A State Channel is in essence a two-way discussion channel between users, or between a user and a service (a machine). Messages take the form of transactions, such as “I want to buy a beer for 3$” or “I want to rent this TV channel for one hour for 5$”. Participants sign each message of the discussion, making the series of transactions impossible to refute later on.
These transactions take place entirely off the blockchain and exclusively between the participants, meaning they are cheap and very fast to execute compared to on-chain payments.
Because their practical implementation is left to the developer, State Channels can be closed at any predetermined point: after 5 hours, or once the total of transactions has reached 20 dollars, etc. The total amount is then settled, for example by a blockchain-based smart contract.
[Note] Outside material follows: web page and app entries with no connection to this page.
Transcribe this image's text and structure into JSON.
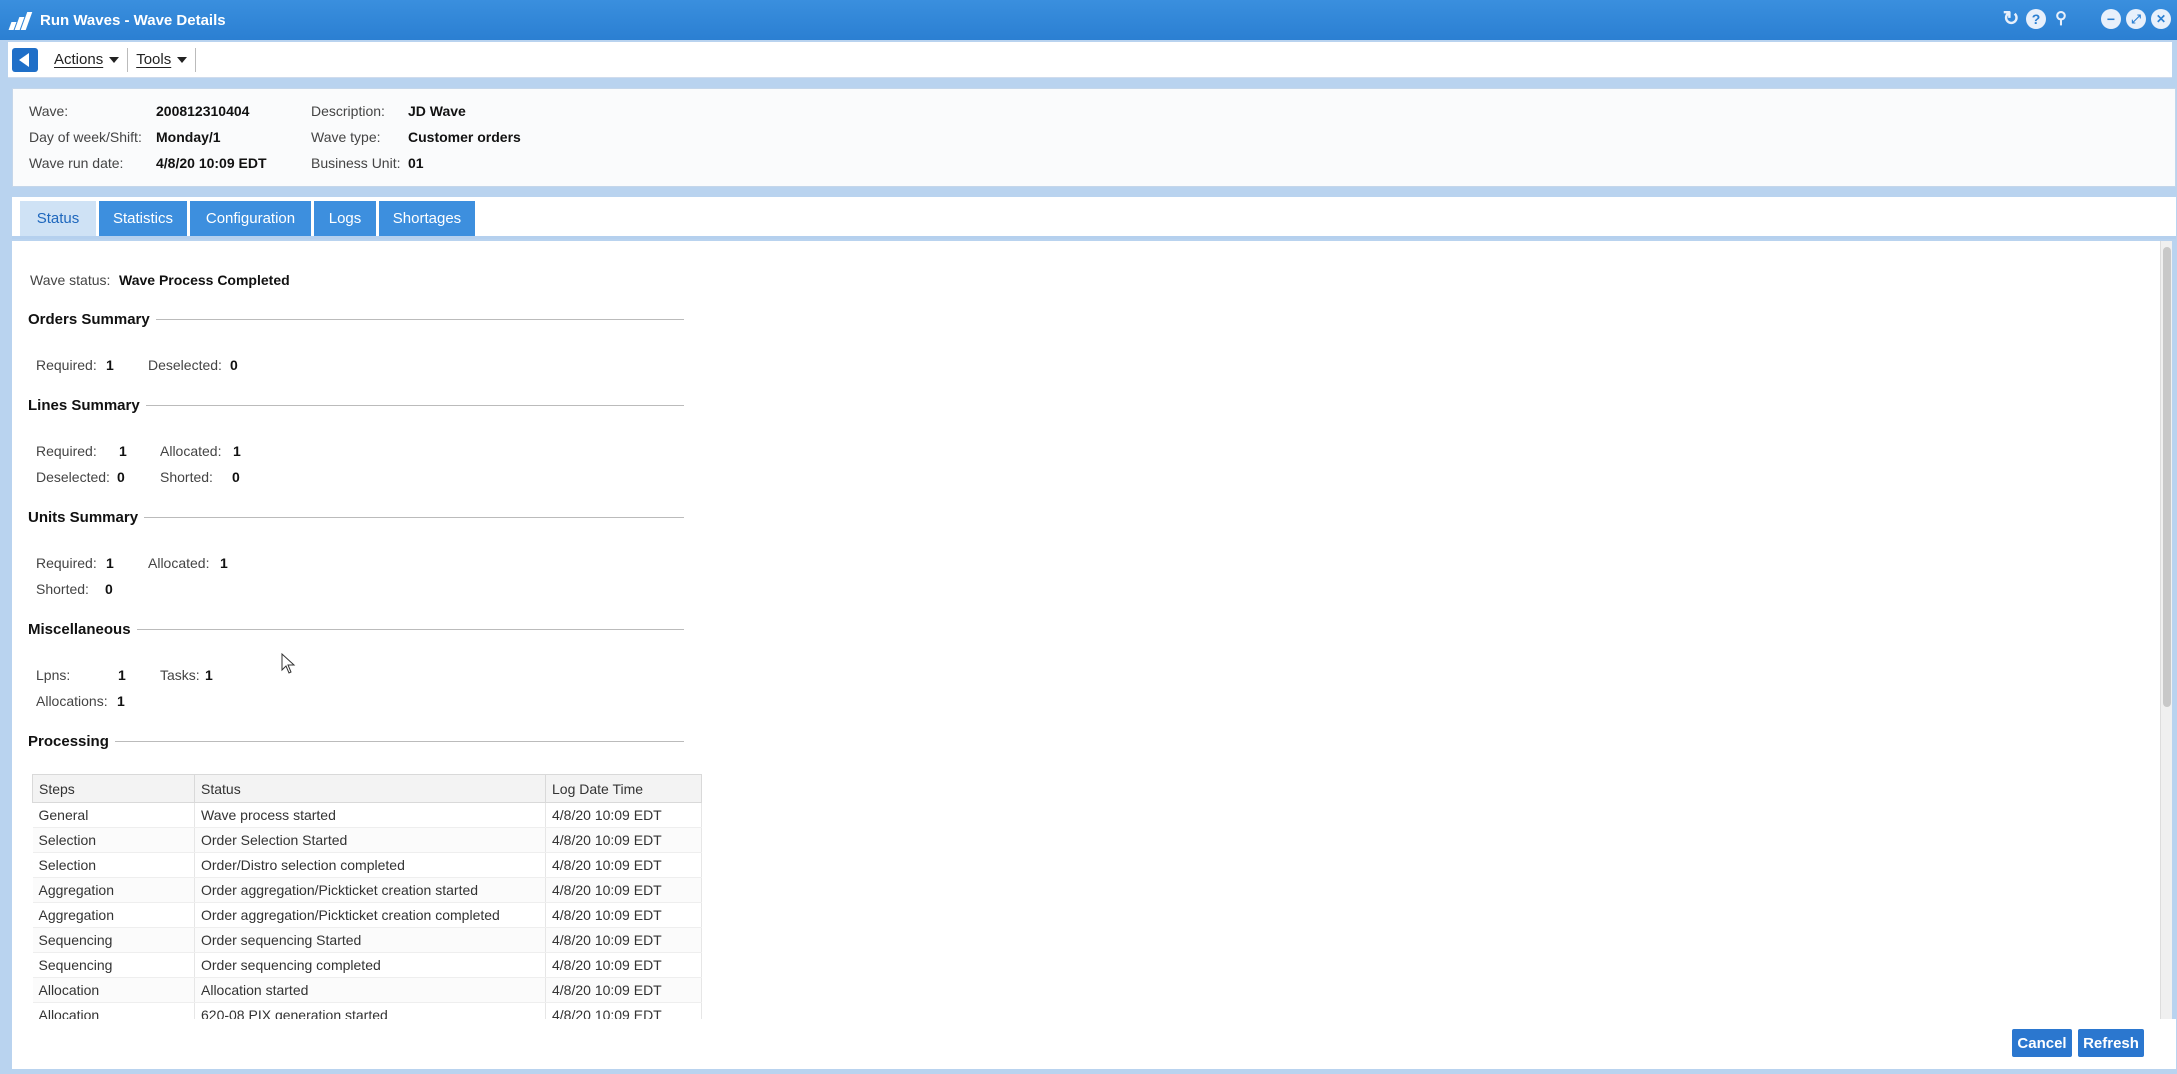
{
  "window": {
    "title": "Run Waves - Wave Details"
  },
  "title_icons": [
    "refresh-icon",
    "help-icon",
    "pin-icon",
    "minimize-icon",
    "restore-icon",
    "close-icon"
  ],
  "toolbar": {
    "actions_label": "Actions",
    "tools_label": "Tools"
  },
  "header": {
    "wave_label": "Wave:",
    "wave_value": "200812310404",
    "day_label": "Day of week/Shift:",
    "day_value": "Monday/1",
    "rundate_label": "Wave run date:",
    "rundate_value": "4/8/20 10:09 EDT",
    "desc_label": "Description:",
    "desc_value": "JD Wave",
    "type_label": "Wave type:",
    "type_value": "Customer orders",
    "bu_label": "Business Unit:",
    "bu_value": "01"
  },
  "tabs": [
    "Status",
    "Statistics",
    "Configuration",
    "Logs",
    "Shortages"
  ],
  "status": {
    "wave_status_label": "Wave status:",
    "wave_status_value": "Wave Process Completed",
    "orders": {
      "title": "Orders Summary",
      "required_label": "Required:",
      "required": "1",
      "deselected_label": "Deselected:",
      "deselected": "0"
    },
    "lines": {
      "title": "Lines Summary",
      "required_label": "Required:",
      "required": "1",
      "allocated_label": "Allocated:",
      "allocated": "1",
      "deselected_label": "Deselected:",
      "deselected": "0",
      "shorted_label": "Shorted:",
      "shorted": "0"
    },
    "units": {
      "title": "Units Summary",
      "required_label": "Required:",
      "required": "1",
      "allocated_label": "Allocated:",
      "allocated": "1",
      "shorted_label": "Shorted:",
      "shorted": "0"
    },
    "misc": {
      "title": "Miscellaneous",
      "lpns_label": "Lpns:",
      "lpns": "1",
      "tasks_label": "Tasks:",
      "tasks": "1",
      "allocations_label": "Allocations:",
      "allocations": "1"
    },
    "processing_title": "Processing"
  },
  "processing": {
    "columns": [
      "Steps",
      "Status",
      "Log Date Time"
    ],
    "rows": [
      [
        "General",
        "Wave process started",
        "4/8/20 10:09 EDT"
      ],
      [
        "Selection",
        "Order Selection Started",
        "4/8/20 10:09 EDT"
      ],
      [
        "Selection",
        "Order/Distro selection completed",
        "4/8/20 10:09 EDT"
      ],
      [
        "Aggregation",
        "Order aggregation/Pickticket creation started",
        "4/8/20 10:09 EDT"
      ],
      [
        "Aggregation",
        "Order aggregation/Pickticket creation completed",
        "4/8/20 10:09 EDT"
      ],
      [
        "Sequencing",
        "Order sequencing Started",
        "4/8/20 10:09 EDT"
      ],
      [
        "Sequencing",
        "Order sequencing completed",
        "4/8/20 10:09 EDT"
      ],
      [
        "Allocation",
        "Allocation started",
        "4/8/20 10:09 EDT"
      ],
      [
        "Allocation",
        "620-08 PIX generation started",
        "4/8/20 10:09 EDT"
      ]
    ]
  },
  "footer": {
    "cancel_label": "Cancel",
    "refresh_label": "Refresh"
  },
  "colors": {
    "titlebar": "#2b7fd2",
    "tab": "#3d8fde",
    "tab_active": "#cfe2f5",
    "button": "#2b77cf"
  }
}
If the transaction chain is contested, the evidence can be sent to a blockchain smart contract ‘judge’ which will be able to automatically validate whether or not the signature of the transactions are valid.
Practical example: as part of our Universal Sharing Network initiative, we need to be able to tally the repeated, frequent consumption of multiple services (door, minibar, phone, tv, etc.) within a single hotel room. And as part of an upcoming extension to our Share&Charge project, we need to be able to tally dozens if not hundreds of micro transactions where an electric vehicle charge itself at traffic lights throughout the day. In both these examples, State Channels make a lot of financial and practical sense.
If I use a lot of ‘coulds’ and ‘woulds’ in this post, it’s because State Channels are a concept that has been or is being implemented in sometimes completelydifferent ways on many different blockchains. Your mileage can and will vary.
As such, they are more concept than technology and certainly quite prone to become a ‘buzzword’ during 2017. Regardless, they are here to stay: not only do they provide an elegant way to support micropayments, they also help alleviate two of the two main limitations of blockchain technology to date, namely their limited scalability and their lack of support for transactional privacy.